Each entry below is to be printed verbatim.
···
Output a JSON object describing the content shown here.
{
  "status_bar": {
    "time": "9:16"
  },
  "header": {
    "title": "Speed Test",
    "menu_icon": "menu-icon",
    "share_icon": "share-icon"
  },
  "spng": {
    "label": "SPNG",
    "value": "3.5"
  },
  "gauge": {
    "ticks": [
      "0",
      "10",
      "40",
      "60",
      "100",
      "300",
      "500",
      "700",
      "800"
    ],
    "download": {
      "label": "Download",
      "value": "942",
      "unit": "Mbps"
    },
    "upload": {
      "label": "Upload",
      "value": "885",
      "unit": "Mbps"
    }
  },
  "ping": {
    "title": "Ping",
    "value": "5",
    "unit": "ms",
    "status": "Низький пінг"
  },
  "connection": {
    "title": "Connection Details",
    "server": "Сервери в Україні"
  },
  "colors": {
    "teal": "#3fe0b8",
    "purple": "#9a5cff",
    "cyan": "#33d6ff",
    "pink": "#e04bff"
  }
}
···
SOLUTION TO THIS TASK:
Output a JSON object describing the content shown here.
{
  "status_bar": {
    "time": "9:16"
  },
  "header": {
    "title": "Speed Test",
    "menu_icon": "menu-icon",
    "share_icon": "share-icon"
  },
  "spng": {
    "label": "SPNG",
    "value": "3.5"
  },
  "gauge": {
    "ticks": [
      "0",
      "10",
      "40",
      "60",
      "100",
      "300",
      "500",
      "700",
      "800"
    ],
    "download": {
      "label": "Download",
      "value": "942",
      "unit": "Mbps"
    },
    "upload": {
      "label": "Upload",
      "value": "885",
      "unit": "Mbps"
    }
  },
  "ping": {
    "title": "Ping",
    "value": "5",
    "unit": "ms",
    "status": "Низький пінг"
  },
  "connection": {
    "title": "Connection Details",
    "server": "Сервери в Україні"
  },
  "colors": {
    "teal": "#3fe0b8",
    "purple": "#9a5cff",
    "cyan": "#33d6ff",
    "pink": "#e04bff"
  }
}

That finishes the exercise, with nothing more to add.